● PROBLEM DETAILS
Examine the records below and count how many lines contain the string "bubbles". Give only the number.

━━━ RECORDED INFORMATION

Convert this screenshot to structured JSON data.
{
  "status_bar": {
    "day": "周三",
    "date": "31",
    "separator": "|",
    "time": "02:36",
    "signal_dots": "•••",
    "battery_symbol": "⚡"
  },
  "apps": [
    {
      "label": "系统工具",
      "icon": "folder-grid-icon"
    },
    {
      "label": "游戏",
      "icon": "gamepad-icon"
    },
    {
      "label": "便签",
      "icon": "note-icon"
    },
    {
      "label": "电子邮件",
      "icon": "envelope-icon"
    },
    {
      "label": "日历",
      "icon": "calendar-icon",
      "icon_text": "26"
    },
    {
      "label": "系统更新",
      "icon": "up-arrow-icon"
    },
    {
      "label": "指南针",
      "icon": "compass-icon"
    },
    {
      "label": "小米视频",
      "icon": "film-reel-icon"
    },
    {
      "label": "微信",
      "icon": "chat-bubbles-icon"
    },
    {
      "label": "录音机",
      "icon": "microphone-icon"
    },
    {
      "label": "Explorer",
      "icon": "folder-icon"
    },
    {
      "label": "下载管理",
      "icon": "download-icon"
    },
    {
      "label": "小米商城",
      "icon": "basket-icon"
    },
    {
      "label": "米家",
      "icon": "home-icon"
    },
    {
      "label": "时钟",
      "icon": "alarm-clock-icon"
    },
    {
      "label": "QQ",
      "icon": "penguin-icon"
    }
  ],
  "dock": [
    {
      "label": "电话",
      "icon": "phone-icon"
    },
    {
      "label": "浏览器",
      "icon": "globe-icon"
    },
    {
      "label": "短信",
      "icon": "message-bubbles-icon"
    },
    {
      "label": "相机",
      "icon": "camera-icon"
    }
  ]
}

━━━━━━

● RESPONSE AREA
2